## [Problem description]
Find the string "Ability" in the listing below and return each line it appears in.

## [Extracted entries]
- Opening Delimiter -

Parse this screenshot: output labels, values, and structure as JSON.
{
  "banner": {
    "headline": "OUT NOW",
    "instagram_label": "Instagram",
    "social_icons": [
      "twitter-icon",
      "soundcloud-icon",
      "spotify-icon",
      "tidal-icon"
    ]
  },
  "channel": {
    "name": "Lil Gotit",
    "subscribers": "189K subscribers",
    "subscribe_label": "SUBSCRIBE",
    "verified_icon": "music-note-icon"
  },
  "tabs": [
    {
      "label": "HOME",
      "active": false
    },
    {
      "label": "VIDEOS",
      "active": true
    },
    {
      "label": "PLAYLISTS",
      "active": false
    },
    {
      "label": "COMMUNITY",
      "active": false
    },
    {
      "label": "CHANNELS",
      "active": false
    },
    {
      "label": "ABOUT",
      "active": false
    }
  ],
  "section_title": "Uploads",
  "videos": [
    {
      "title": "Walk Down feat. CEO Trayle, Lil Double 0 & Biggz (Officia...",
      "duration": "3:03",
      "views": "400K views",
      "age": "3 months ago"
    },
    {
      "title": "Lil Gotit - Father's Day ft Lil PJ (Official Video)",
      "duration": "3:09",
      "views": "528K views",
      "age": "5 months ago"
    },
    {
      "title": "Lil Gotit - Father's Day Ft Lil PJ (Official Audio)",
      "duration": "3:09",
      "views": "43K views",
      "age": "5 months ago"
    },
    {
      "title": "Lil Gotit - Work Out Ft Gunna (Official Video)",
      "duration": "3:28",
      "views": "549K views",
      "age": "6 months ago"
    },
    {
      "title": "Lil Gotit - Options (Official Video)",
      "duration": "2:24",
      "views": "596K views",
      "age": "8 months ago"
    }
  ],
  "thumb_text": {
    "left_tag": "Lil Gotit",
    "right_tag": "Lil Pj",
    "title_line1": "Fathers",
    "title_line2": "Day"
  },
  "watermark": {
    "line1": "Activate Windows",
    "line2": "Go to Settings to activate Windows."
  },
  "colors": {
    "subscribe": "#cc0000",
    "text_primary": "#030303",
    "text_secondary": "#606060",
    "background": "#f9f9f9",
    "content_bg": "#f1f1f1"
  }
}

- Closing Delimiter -
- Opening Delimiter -

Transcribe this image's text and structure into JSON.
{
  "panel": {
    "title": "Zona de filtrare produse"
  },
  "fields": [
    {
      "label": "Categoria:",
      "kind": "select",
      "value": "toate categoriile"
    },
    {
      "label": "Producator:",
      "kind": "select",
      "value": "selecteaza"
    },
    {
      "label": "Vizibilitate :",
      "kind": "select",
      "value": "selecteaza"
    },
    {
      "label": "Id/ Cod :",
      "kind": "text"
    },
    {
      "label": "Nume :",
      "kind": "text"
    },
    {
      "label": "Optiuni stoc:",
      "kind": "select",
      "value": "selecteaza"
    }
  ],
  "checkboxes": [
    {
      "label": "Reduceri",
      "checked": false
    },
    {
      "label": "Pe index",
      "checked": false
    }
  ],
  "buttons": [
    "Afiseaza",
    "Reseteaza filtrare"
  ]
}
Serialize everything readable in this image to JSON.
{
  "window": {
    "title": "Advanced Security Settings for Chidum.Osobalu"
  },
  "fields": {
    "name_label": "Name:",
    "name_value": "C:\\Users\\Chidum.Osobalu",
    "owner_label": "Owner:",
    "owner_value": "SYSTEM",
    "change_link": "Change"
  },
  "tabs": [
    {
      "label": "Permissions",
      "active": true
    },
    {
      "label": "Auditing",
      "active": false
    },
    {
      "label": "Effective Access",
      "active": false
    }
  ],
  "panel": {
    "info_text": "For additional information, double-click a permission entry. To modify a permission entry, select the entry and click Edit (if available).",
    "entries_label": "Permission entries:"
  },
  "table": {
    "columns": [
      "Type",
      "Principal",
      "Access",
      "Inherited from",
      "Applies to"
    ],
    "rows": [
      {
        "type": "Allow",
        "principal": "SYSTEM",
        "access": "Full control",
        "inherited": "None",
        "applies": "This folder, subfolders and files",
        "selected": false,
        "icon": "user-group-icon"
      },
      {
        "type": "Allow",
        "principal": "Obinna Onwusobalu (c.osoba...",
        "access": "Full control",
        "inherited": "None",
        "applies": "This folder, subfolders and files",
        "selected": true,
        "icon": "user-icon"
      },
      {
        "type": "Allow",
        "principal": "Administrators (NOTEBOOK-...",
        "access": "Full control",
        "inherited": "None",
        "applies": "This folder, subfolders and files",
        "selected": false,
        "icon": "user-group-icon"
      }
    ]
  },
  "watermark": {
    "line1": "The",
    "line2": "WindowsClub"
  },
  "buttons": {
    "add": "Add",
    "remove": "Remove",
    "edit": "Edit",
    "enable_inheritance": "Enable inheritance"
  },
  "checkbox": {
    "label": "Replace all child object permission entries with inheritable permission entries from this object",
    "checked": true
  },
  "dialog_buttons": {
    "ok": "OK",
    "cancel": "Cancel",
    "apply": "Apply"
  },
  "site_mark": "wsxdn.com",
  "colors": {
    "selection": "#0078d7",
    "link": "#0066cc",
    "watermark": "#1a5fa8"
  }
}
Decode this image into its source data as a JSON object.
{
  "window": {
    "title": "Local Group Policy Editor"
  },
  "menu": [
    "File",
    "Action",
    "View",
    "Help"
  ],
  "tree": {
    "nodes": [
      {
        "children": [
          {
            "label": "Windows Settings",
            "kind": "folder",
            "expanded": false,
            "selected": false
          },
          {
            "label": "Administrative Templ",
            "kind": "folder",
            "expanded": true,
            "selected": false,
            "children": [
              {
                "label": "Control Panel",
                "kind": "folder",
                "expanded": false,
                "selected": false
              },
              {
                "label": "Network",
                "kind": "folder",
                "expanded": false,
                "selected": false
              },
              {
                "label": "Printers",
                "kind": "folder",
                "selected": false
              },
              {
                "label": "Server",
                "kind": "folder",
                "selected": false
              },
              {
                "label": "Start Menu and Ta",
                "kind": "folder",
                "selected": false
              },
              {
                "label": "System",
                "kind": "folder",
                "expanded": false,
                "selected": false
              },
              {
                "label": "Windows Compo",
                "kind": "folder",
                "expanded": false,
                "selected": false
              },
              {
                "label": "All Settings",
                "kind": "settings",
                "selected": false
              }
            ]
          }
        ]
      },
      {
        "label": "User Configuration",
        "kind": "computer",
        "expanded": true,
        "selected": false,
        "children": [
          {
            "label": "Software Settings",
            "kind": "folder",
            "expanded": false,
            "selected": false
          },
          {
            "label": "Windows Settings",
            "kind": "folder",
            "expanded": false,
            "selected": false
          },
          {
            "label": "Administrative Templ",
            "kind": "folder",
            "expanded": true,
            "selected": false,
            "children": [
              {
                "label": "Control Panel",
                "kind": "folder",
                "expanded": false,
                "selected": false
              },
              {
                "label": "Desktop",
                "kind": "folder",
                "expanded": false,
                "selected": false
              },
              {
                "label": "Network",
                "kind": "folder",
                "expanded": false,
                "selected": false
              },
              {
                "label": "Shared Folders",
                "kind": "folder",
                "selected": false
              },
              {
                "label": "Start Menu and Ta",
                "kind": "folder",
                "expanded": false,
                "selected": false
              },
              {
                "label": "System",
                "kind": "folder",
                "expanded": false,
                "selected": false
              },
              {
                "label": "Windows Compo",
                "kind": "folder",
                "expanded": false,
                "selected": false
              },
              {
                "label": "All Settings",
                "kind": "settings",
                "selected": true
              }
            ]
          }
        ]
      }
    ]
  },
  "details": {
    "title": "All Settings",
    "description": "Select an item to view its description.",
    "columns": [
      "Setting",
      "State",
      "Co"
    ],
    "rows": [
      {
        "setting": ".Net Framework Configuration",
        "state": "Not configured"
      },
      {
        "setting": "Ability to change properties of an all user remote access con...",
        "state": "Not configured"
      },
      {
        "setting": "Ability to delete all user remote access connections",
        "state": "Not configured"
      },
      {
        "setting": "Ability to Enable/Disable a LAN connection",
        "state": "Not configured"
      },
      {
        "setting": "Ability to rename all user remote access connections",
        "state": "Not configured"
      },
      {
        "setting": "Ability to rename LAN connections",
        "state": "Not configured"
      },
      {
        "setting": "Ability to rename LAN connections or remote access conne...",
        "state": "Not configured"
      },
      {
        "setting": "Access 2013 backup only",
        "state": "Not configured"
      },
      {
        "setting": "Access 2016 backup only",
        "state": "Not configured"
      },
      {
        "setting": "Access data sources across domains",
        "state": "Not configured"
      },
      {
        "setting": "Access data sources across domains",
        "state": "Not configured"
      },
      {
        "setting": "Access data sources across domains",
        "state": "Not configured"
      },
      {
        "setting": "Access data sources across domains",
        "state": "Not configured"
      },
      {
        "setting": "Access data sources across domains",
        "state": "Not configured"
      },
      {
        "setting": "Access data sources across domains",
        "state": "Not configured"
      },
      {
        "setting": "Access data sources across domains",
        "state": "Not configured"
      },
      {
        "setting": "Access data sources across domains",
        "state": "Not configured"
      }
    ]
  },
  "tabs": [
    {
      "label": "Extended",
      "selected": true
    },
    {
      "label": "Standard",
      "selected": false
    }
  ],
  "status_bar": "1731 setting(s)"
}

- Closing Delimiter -
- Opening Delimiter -

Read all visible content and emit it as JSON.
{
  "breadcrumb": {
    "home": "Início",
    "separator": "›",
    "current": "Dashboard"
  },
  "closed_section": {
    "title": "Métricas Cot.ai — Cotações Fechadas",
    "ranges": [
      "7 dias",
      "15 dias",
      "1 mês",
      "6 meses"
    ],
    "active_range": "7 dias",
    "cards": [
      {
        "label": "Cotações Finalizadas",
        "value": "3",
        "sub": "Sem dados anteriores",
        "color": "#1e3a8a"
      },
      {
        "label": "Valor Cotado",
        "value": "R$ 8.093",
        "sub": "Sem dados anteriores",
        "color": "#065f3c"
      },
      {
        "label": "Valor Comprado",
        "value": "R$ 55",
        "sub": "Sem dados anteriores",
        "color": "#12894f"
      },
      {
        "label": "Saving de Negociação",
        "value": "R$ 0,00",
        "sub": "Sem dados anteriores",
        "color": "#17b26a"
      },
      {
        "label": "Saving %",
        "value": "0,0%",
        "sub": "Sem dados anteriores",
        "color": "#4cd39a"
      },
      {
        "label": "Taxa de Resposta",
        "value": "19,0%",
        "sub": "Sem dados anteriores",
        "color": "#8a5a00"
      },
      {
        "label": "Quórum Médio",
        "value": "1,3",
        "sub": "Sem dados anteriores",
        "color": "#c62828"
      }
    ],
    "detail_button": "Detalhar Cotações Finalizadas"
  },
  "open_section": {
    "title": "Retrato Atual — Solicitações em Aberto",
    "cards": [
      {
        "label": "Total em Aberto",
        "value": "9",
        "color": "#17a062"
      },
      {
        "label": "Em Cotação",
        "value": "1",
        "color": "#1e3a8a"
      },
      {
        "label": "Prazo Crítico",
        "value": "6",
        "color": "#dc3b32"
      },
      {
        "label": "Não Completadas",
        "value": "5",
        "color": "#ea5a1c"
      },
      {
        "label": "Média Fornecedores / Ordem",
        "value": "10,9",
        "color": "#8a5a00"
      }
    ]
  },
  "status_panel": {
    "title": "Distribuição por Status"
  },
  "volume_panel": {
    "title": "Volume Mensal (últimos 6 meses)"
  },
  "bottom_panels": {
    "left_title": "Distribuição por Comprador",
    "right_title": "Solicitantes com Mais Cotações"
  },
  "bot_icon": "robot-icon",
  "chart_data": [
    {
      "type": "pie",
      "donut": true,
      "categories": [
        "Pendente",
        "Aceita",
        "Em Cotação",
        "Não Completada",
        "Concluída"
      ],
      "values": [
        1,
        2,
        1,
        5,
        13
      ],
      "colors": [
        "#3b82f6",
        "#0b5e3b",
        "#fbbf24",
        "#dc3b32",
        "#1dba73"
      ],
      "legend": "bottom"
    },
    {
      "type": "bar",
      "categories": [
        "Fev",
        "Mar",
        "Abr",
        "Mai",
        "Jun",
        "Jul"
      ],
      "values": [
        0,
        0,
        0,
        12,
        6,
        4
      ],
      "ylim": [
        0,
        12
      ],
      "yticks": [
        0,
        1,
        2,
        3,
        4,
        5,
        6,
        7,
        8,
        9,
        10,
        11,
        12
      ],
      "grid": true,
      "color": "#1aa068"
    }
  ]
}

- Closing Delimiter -

## [Response for this exercise]
        "setting": "Ability to change properties of an all user remote access con...",
        "setting": "Ability to delete all user remote access connections",
        "setting": "Ability to Enable/Disable a LAN connection",
        "setting": "Ability to rename all user remote access connections",
        "setting": "Ability to rename LAN connections",
        "setting": "Ability to rename LAN connections or remote access conne...",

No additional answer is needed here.